The recent blast of cold weather from the continent not only provided an opportunity to enjoy a large movement of Lapwings through Wanstead (approaching 1600 in a 6 day period from the Sunday 7th February) but with frozen water-bodies, it also gave me an opportunity to view a lot of the Gulls closely on the ice and away from the usual wintering gatherings on the surrounding football pitches. There was a sizeable increase in Common Gulls on Sunday 7th February with estimates over 1500+. The swell in numbers was probably pushed up by the oncoming storm and the saturation of water across Wanstead Flats with many of the football pitches now flooded, creating some localised flashes and wonderful (if only temporary) additional and attractive habitat and feeding.
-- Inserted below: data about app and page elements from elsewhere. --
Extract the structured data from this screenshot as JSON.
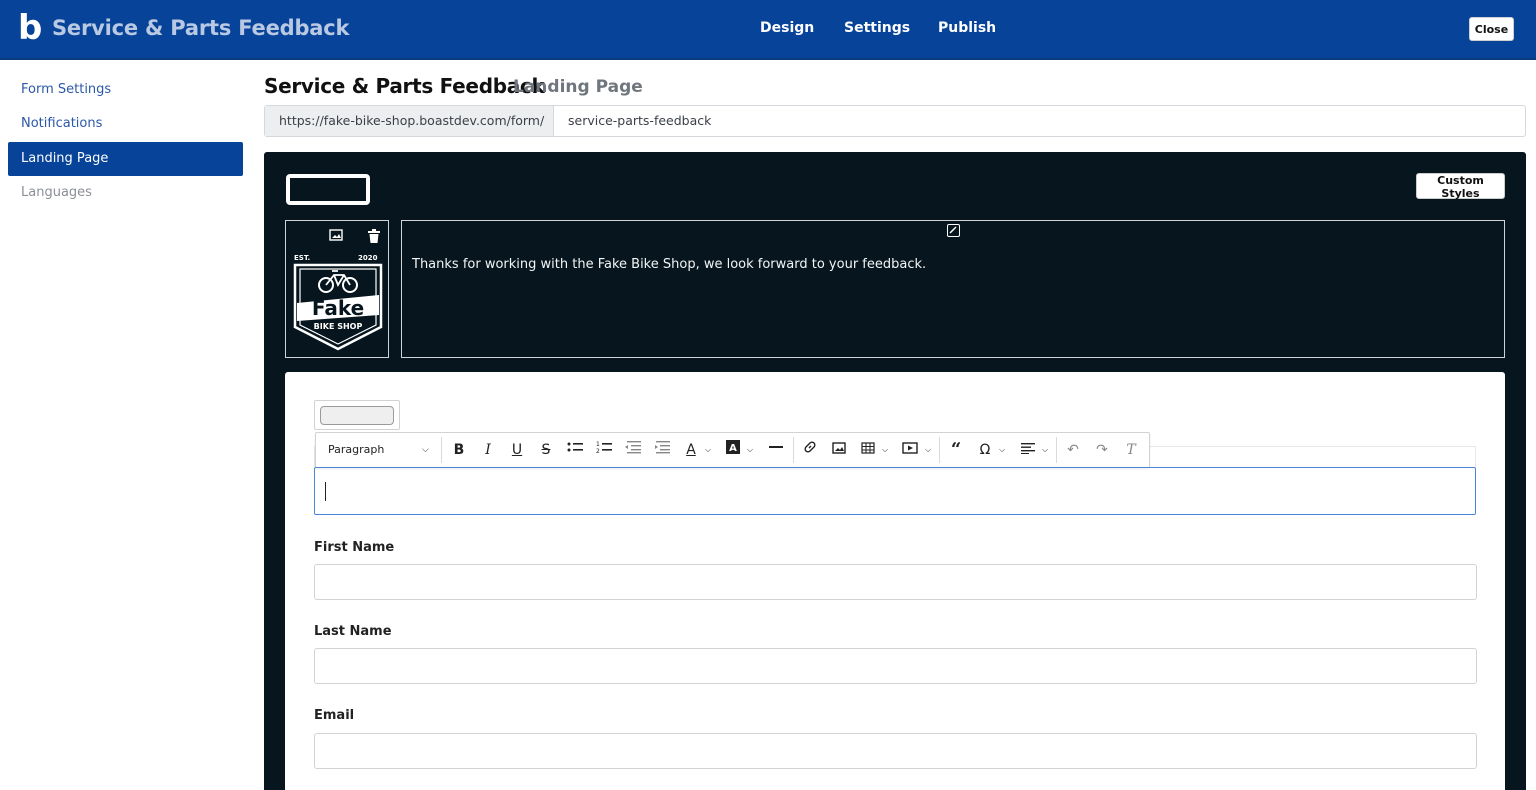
{
  "header": {
    "logo_letter": "b",
    "title": "Service & Parts Feedback",
    "nav": [
      "Design",
      "Settings",
      "Publish"
    ],
    "close_label": "Close"
  },
  "sidebar": {
    "items": [
      {
        "label": "Form Settings"
      },
      {
        "label": "Notifications"
      },
      {
        "label": "Landing Page"
      },
      {
        "label": "Languages"
      }
    ],
    "active": "Landing Page"
  },
  "main": {
    "title": "Service & Parts Feedback",
    "subtitle": "Landing Page",
    "url_prefix": "https://fake-bike-shop.boastdev.com/form/",
    "url_slug": "service-parts-feedback",
    "custom_styles_label": "Custom Styles",
    "welcome_text": "Thanks for working with the Fake Bike Shop, we look forward to your feedback.",
    "logo": {
      "est": "EST.",
      "year": "2020",
      "name": "Fake",
      "tagline": "BIKE SHOP"
    },
    "toolbar": {
      "paragraph": "Paragraph"
    },
    "fields": [
      {
        "label": "First Name",
        "value": ""
      },
      {
        "label": "Last Name",
        "value": ""
      },
      {
        "label": "Email",
        "value": ""
      }
    ]
  },
  "colors": {
    "brand": "#064399",
    "canvas": "#07161e",
    "focus": "#4a86d8"
  }
}
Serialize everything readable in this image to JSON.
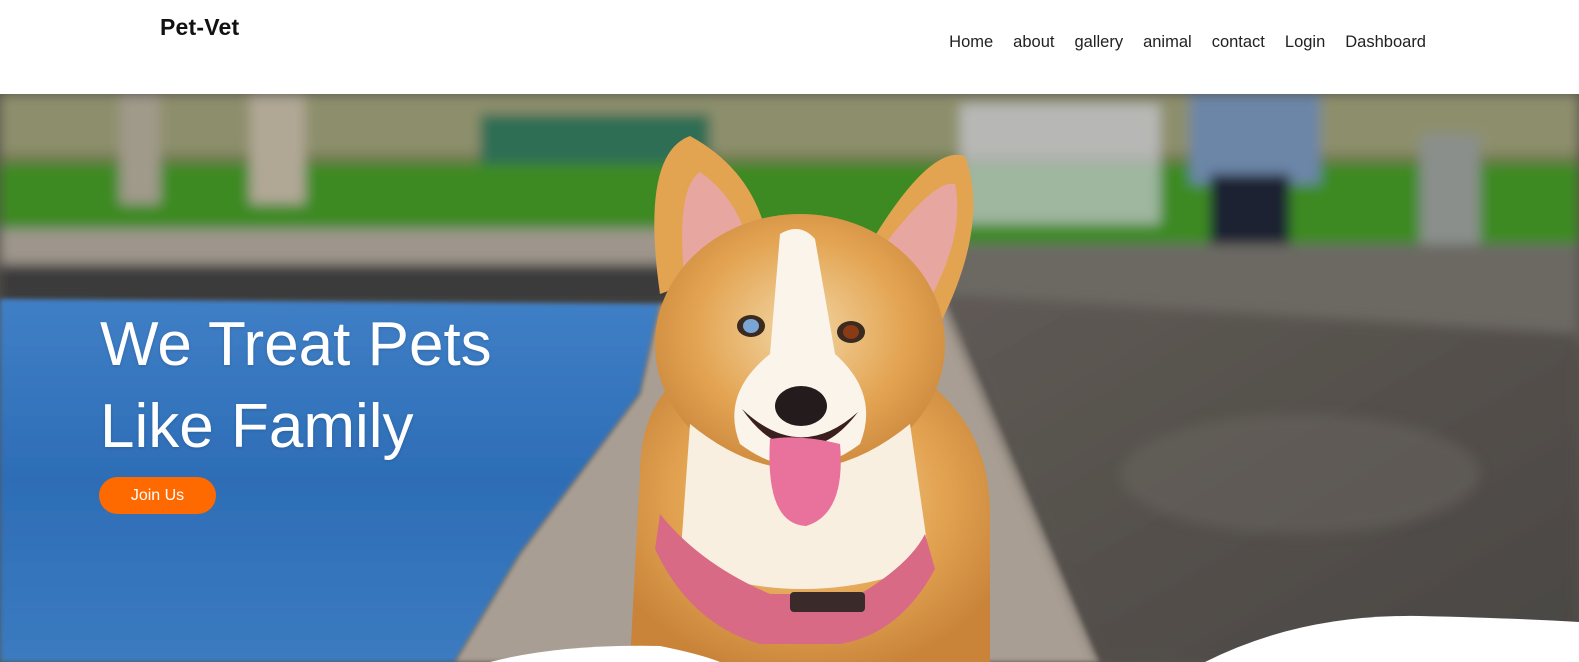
{
  "header": {
    "brand": "Pet-Vet",
    "nav": [
      "Home",
      "about",
      "gallery",
      "animal",
      "contact",
      "Login",
      "Dashboard"
    ]
  },
  "hero": {
    "headline_line1": "We Treat Pets",
    "headline_line2": "Like Family",
    "cta_label": "Join Us",
    "image": "corgi-dog-photo"
  },
  "colors": {
    "accent": "#ff6a00",
    "header_bg": "#ffffff",
    "hero_text": "#ffffff"
  }
}
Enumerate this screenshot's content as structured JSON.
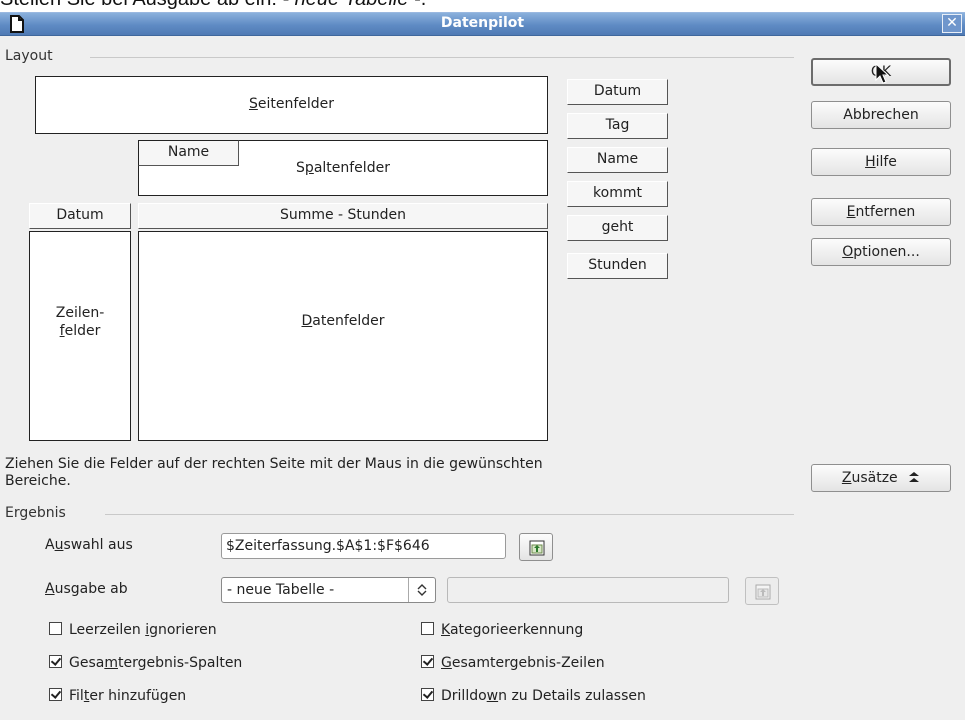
{
  "caption": {
    "prefix": "Stellen Sie bei Ausgabe ab ein: ",
    "emphasis": "- neue Tabelle -",
    "suffix": "."
  },
  "window": {
    "title": "Datenpilot",
    "close_icon": "close-icon",
    "app_icon": "document-icon"
  },
  "layout": {
    "section_title": "Layout",
    "page_fields": {
      "pre": "",
      "key": "S",
      "post": "eitenfelder"
    },
    "column_fields": {
      "pre": "S",
      "key": "p",
      "post": "altenfelder"
    },
    "column_field_button": "Name",
    "row_field_button": "Datum",
    "data_field_button": "Summe - Stunden",
    "row_fields": {
      "line1": "Zeilen-",
      "key": "f",
      "post": "elder"
    },
    "data_fields": {
      "pre": "",
      "key": "D",
      "post": "atenfelder"
    },
    "available_fields": [
      "Datum",
      "Tag",
      "Name",
      "kommt",
      "geht",
      "Stunden"
    ],
    "hint": "Ziehen Sie die Felder auf der rechten Seite mit der Maus in die gewünschten Bereiche."
  },
  "buttons": {
    "ok": "OK",
    "cancel": "Abbrechen",
    "help": {
      "pre": "",
      "key": "H",
      "post": "ilfe"
    },
    "remove": {
      "pre": "",
      "key": "E",
      "post": "ntfernen"
    },
    "options": {
      "pre": "",
      "key": "O",
      "post": "ptionen..."
    },
    "more": {
      "pre": "",
      "key": "Z",
      "post": "usätze",
      "icon": "double-chevron-up-icon"
    }
  },
  "result": {
    "section_title": "Ergebnis",
    "selection_label": {
      "pre": "A",
      "key": "u",
      "post": "swahl aus"
    },
    "selection_value": "$Zeiterfassung.$A$1:$F$646",
    "output_label": {
      "pre": "",
      "key": "A",
      "post": "usgabe ab"
    },
    "output_select": "- neue Tabelle -",
    "output_value": ""
  },
  "options": {
    "ignore_empty": {
      "pre": "Leerzeilen ",
      "key": "i",
      "post": "gnorieren",
      "checked": false
    },
    "identify_categories": {
      "pre": "",
      "key": "K",
      "post": "ategorieerkennung",
      "checked": false
    },
    "total_columns": {
      "pre": "Gesa",
      "key": "m",
      "post": "tergebnis-Spalten",
      "checked": true
    },
    "total_rows": {
      "pre": "",
      "key": "G",
      "post": "esamtergebnis-Zeilen",
      "checked": true
    },
    "add_filter": {
      "pre": "Fil",
      "key": "t",
      "post": "er hinzufügen",
      "checked": true
    },
    "drilldown": {
      "pre": "Drilldo",
      "key": "w",
      "post": "n zu Details zulassen",
      "checked": true
    }
  }
}
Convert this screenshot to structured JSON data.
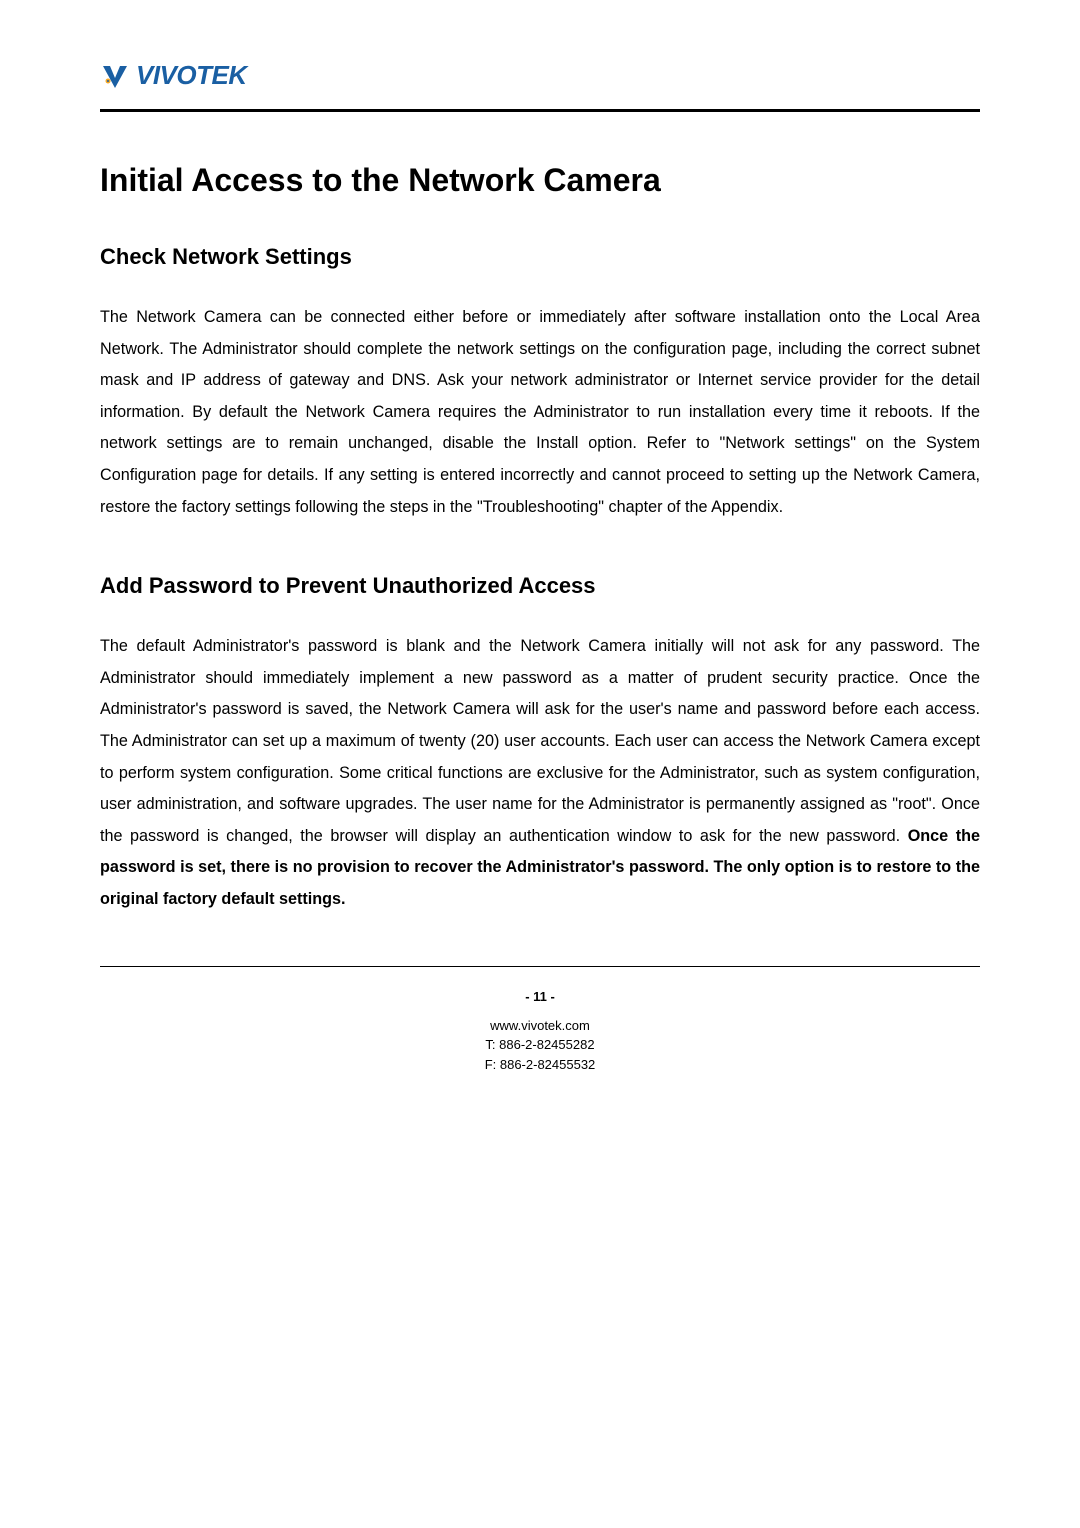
{
  "logo": {
    "brand": "VIVOTEK"
  },
  "heading_main": "Initial Access to the Network Camera",
  "section1": {
    "heading": "Check Network Settings",
    "body": "The Network Camera can be connected either before or immediately after software installation onto the Local Area Network. The Administrator should complete the network settings on the configuration page, including the correct subnet mask and IP address of gateway and DNS. Ask your network administrator or Internet service provider for the detail information. By default the Network Camera requires the Administrator to run installation every time it reboots. If the network settings are to remain unchanged, disable the Install option. Refer to \"Network settings\" on the System Configuration page for details. If any setting is entered incorrectly and cannot proceed to setting up the Network Camera, restore the factory settings following the steps in the \"Troubleshooting\" chapter of the Appendix."
  },
  "section2": {
    "heading": "Add Password to Prevent Unauthorized Access",
    "body_part1": "The default Administrator's password is blank and the Network Camera initially will not ask for any password. The Administrator should immediately implement a new password as a matter of prudent security practice. Once the Administrator's password is saved, the Network Camera will ask for the user's name and password before each access. The Administrator can set up a maximum of twenty (20) user accounts. Each user can access the Network Camera except to perform system configuration. Some critical functions are exclusive for the Administrator, such as system configuration, user administration, and software upgrades. The user name for the Administrator is permanently assigned as \"root\". Once the password is changed, the browser will display an authentication window to ask for the new password.  ",
    "body_bold": "Once the password is set, there is no provision to recover the Administrator's password.  The only option is to restore to the original factory default settings."
  },
  "page_number": "- 11 -",
  "footer": {
    "website": "www.vivotek.com",
    "tel": "T: 886-2-82455282",
    "fax": "F: 886-2-82455532"
  }
}
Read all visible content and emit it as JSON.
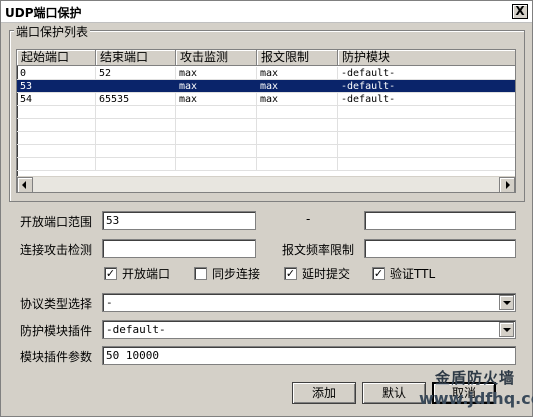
{
  "window": {
    "title": "UDP端口保护",
    "close_label": "X"
  },
  "group": {
    "title": "端口保护列表"
  },
  "table": {
    "columns": [
      "起始端口",
      "结束端口",
      "攻击监测",
      "报文限制",
      "防护模块"
    ],
    "rows": [
      [
        "0",
        "52",
        "max",
        "max",
        "-default-"
      ],
      [
        "53",
        "",
        "max",
        "max",
        "-default-"
      ],
      [
        "54",
        "65535",
        "max",
        "max",
        "-default-"
      ]
    ],
    "selected_row": 1
  },
  "form": {
    "port_range_label": "开放端口范围",
    "port_range_start": "53",
    "port_range_sep": "-",
    "port_range_end": "",
    "attack_detect_label": "连接攻击检测",
    "attack_detect_value": "",
    "packet_rate_label": "报文频率限制",
    "packet_rate_value": "",
    "checkboxes": [
      {
        "label": "开放端口",
        "checked": true
      },
      {
        "label": "同步连接",
        "checked": false
      },
      {
        "label": "延时提交",
        "checked": true
      },
      {
        "label": "验证TTL",
        "checked": true
      }
    ],
    "protocol_label": "协议类型选择",
    "protocol_value": "-",
    "plugin_label": "防护模块插件",
    "plugin_value": "-default-",
    "plugin_params_label": "模块插件参数",
    "plugin_params_value": "50 10000"
  },
  "buttons": {
    "add": "添加",
    "default": "默认",
    "cancel": "取消"
  },
  "watermark": {
    "line1": "金盾防火墙",
    "line2": "www.jdfhq.com"
  }
}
Russian Common Gull (spp heinei) has been on my radar for a couple of years now but despite Wanstead having one of the largest wintering flocks in London (if not the biggest) my success rate has been all but zero with only a couple of possibles in the field (snowy-headed adult Canus) later binned at home having viewed my photographs in closer detail. That was until I photographed this adult bird, not only did it stand out in the field but it also ticked a couple of boxes once I viewed the open wing formula in greater detail.
- Clean(ish) white head - with only the faintest of markings behind the eye and crown
- Thin necklace of brown spots on nape, not unlike the shawl of a Caspian Gull
- Mantle and wings a shade darker than surrounding Canus (this was only very subtle)
- Slim, longish winged with an elongated body shape
- An almost wholly black P8 extending to the primary coverts
- Broad black band to P5
The negatives - What's missing?
- Bill and legs would ideally needed to be brighter - if not yellowish.
- The lack of a pale or lighter coloured iris
- A narrower white trailing edge to the inner primaries
- More extensive black in P7 (over 50%) giving the bird an overall darker-winged tipped appearance